*Exercise directions*.
Return every line of the data exactly as it appears.

*Data provided*.
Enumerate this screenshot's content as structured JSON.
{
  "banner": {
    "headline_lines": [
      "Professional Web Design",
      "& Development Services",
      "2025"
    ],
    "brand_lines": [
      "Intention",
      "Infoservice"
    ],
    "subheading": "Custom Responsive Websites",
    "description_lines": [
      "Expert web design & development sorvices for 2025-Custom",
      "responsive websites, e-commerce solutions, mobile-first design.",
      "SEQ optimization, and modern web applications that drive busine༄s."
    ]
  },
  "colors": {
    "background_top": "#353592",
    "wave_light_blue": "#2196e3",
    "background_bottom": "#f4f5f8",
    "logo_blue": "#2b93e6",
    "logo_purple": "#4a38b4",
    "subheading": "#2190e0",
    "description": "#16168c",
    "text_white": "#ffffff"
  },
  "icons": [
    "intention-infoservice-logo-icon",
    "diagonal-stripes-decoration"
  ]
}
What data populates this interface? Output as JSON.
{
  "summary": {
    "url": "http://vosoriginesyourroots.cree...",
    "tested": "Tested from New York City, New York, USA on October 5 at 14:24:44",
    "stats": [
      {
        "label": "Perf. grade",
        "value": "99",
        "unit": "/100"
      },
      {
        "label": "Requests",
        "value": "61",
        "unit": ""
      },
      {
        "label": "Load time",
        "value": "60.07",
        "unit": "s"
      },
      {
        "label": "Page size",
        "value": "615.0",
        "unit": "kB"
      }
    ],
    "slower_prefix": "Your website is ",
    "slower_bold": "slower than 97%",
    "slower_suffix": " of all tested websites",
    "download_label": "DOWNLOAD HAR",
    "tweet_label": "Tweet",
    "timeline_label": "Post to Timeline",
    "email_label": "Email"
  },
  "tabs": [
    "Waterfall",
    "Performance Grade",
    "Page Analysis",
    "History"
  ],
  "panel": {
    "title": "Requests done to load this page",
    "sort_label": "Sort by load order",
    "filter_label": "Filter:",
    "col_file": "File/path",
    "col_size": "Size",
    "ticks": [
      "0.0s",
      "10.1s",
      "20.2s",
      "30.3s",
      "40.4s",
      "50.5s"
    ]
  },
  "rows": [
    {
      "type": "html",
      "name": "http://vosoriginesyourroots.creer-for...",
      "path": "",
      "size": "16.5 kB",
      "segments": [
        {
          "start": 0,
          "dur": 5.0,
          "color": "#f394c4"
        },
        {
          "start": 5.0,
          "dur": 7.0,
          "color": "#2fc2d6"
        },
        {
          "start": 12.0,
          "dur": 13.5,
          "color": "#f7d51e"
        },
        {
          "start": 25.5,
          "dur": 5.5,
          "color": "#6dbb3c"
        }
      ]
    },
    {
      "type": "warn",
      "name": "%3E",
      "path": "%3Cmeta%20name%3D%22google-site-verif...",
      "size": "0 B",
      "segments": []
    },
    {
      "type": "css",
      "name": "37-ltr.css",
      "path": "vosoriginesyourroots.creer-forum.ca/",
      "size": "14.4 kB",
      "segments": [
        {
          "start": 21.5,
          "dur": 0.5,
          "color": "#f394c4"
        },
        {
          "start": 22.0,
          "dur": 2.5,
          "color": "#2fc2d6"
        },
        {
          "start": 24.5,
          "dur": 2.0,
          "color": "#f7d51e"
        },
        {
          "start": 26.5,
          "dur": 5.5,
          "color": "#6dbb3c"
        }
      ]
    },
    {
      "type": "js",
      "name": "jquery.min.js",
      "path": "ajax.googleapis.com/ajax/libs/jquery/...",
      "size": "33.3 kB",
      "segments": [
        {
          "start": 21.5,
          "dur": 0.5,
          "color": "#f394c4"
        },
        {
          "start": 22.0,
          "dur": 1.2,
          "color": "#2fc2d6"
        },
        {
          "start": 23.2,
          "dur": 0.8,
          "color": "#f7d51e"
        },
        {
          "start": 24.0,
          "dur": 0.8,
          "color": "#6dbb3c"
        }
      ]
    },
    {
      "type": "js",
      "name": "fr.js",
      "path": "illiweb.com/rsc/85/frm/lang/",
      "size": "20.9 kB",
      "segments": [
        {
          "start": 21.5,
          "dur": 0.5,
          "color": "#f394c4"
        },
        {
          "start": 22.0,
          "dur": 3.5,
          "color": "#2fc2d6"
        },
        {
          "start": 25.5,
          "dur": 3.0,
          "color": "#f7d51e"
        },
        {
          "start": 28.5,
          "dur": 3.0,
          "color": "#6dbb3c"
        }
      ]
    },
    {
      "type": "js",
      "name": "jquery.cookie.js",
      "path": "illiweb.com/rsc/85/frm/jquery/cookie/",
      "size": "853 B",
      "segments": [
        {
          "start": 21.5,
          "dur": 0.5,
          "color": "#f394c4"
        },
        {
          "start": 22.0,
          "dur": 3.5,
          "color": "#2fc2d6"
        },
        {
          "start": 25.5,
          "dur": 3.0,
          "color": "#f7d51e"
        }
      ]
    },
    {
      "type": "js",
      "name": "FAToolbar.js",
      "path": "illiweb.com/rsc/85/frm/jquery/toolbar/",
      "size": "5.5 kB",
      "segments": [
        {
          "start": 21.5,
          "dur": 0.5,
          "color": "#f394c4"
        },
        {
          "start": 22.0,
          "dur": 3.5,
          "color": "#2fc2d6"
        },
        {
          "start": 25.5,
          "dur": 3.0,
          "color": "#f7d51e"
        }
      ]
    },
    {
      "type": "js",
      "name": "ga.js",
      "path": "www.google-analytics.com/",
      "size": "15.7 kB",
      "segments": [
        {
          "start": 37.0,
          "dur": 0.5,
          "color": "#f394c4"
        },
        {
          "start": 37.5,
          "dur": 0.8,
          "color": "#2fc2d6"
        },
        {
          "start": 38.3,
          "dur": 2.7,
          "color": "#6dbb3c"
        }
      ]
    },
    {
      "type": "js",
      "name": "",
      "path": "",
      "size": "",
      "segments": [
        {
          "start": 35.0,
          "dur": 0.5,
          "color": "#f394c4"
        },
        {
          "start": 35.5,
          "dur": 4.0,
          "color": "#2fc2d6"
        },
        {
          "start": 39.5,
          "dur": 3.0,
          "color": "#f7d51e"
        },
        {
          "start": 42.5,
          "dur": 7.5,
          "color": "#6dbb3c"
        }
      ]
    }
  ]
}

*Task solution*.
Enumerate this screenshot's content as structured JSON.
{
  "banner": {
    "headline_lines": [
      "Professional Web Design",
      "& Development Services",
      "2025"
    ],
    "brand_lines": [
      "Intention",
      "Infoservice"
    ],
    "subheading": "Custom Responsive Websites",
    "description_lines": [
      "Expert web design & development sorvices for 2025-Custom",
      "responsive websites, e-commerce solutions, mobile-first design.",
      "SEQ optimization, and modern web applications that drive busine༄s."
    ]
  },
  "colors": {
    "background_top": "#353592",
    "wave_light_blue": "#2196e3",
    "background_bottom": "#f4f5f8",
    "logo_blue": "#2b93e6",
    "logo_purple": "#4a38b4",
    "subheading": "#2190e0",
    "description": "#16168c",
    "text_white": "#ffffff"
  },
  "icons": [
    "intention-infoservice-logo-icon",
    "diagonal-stripes-decoration"
  ]
}
What data populates this interface? Output as JSON.
{
  "summary": {
    "url": "http://vosoriginesyourroots.cree...",
    "tested": "Tested from New York City, New York, USA on October 5 at 14:24:44",
    "stats": [
      {
        "label": "Perf. grade",
        "value": "99",
        "unit": "/100"
      },
      {
        "label": "Requests",
        "value": "61",
        "unit": ""
      },
      {
        "label": "Load time",
        "value": "60.07",
        "unit": "s"
      },
      {
        "label": "Page size",
        "value": "615.0",
        "unit": "kB"
      }
    ],
    "slower_prefix": "Your website is ",
    "slower_bold": "slower than 97%",
    "slower_suffix": " of all tested websites",
    "download_label": "DOWNLOAD HAR",
    "tweet_label": "Tweet",
    "timeline_label": "Post to Timeline",
    "email_label": "Email"
  },
  "tabs": [
    "Waterfall",
    "Performance Grade",
    "Page Analysis",
    "History"
  ],
  "panel": {
    "title": "Requests done to load this page",
    "sort_label": "Sort by load order",
    "filter_label": "Filter:",
    "col_file": "File/path",
    "col_size": "Size",
    "ticks": [
      "0.0s",
      "10.1s",
      "20.2s",
      "30.3s",
      "40.4s",
      "50.5s"
    ]
  },
  "rows": [
    {
      "type": "html",
      "name": "http://vosoriginesyourroots.creer-for...",
      "path": "",
      "size": "16.5 kB",
      "segments": [
        {
          "start": 0,
          "dur": 5.0,
          "color": "#f394c4"
        },
        {
          "start": 5.0,
          "dur": 7.0,
          "color": "#2fc2d6"
        },
        {
          "start": 12.0,
          "dur": 13.5,
          "color": "#f7d51e"
        },
        {
          "start": 25.5,
          "dur": 5.5,
          "color": "#6dbb3c"
        }
      ]
    },
    {
      "type": "warn",
      "name": "%3E",
      "path": "%3Cmeta%20name%3D%22google-site-verif...",
      "size": "0 B",
      "segments": []
    },
    {
      "type": "css",
      "name": "37-ltr.css",
      "path": "vosoriginesyourroots.creer-forum.ca/",
      "size": "14.4 kB",
      "segments": [
        {
          "start": 21.5,
          "dur": 0.5,
          "color": "#f394c4"
        },
        {
          "start": 22.0,
          "dur": 2.5,
          "color": "#2fc2d6"
        },
        {
          "start": 24.5,
          "dur": 2.0,
          "color": "#f7d51e"
        },
        {
          "start": 26.5,
          "dur": 5.5,
          "color": "#6dbb3c"
        }
      ]
    },
    {
      "type": "js",
      "name": "jquery.min.js",
      "path": "ajax.googleapis.com/ajax/libs/jquery/...",
      "size": "33.3 kB",
      "segments": [
        {
          "start": 21.5,
          "dur": 0.5,
          "color": "#f394c4"
        },
        {
          "start": 22.0,
          "dur": 1.2,
          "color": "#2fc2d6"
        },
        {
          "start": 23.2,
          "dur": 0.8,
          "color": "#f7d51e"
        },
        {
          "start": 24.0,
          "dur": 0.8,
          "color": "#6dbb3c"
        }
      ]
    },
    {
      "type": "js",
      "name": "fr.js",
      "path": "illiweb.com/rsc/85/frm/lang/",
      "size": "20.9 kB",
      "segments": [
        {
          "start": 21.5,
          "dur": 0.5,
          "color": "#f394c4"
        },
        {
          "start": 22.0,
          "dur": 3.5,
          "color": "#2fc2d6"
        },
        {
          "start": 25.5,
          "dur": 3.0,
          "color": "#f7d51e"
        },
        {
          "start": 28.5,
          "dur": 3.0,
          "color": "#6dbb3c"
        }
      ]
    },
    {
      "type": "js",
      "name": "jquery.cookie.js",
      "path": "illiweb.com/rsc/85/frm/jquery/cookie/",
      "size": "853 B",
      "segments": [
        {
          "start": 21.5,
          "dur": 0.5,
          "color": "#f394c4"
        },
        {
          "start": 22.0,
          "dur": 3.5,
          "color": "#2fc2d6"
        },
        {
          "start": 25.5,
          "dur": 3.0,
          "color": "#f7d51e"
        }
      ]
    },
    {
      "type": "js",
      "name": "FAToolbar.js",
      "path": "illiweb.com/rsc/85/frm/jquery/toolbar/",
      "size": "5.5 kB",
      "segments": [
        {
          "start": 21.5,
          "dur": 0.5,
          "color": "#f394c4"
        },
        {
          "start": 22.0,
          "dur": 3.5,
          "color": "#2fc2d6"
        },
        {
          "start": 25.5,
          "dur": 3.0,
          "color": "#f7d51e"
        }
      ]
    },
    {
      "type": "js",
      "name": "ga.js",
      "path": "www.google-analytics.com/",
      "size": "15.7 kB",
      "segments": [
        {
          "start": 37.0,
          "dur": 0.5,
          "color": "#f394c4"
        },
        {
          "start": 37.5,
          "dur": 0.8,
          "color": "#2fc2d6"
        },
        {
          "start": 38.3,
          "dur": 2.7,
          "color": "#6dbb3c"
        }
      ]
    },
    {
      "type": "js",
      "name": "",
      "path": "",
      "size": "",
      "segments": [
        {
          "start": 35.0,
          "dur": 0.5,
          "color": "#f394c4"
        },
        {
          "start": 35.5,
          "dur": 4.0,
          "color": "#2fc2d6"
        },
        {
          "start": 39.5,
          "dur": 3.0,
          "color": "#f7d51e"
        },
        {
          "start": 42.5,
          "dur": 7.5,
          "color": "#6dbb3c"
        }
      ]
    }
  ]
}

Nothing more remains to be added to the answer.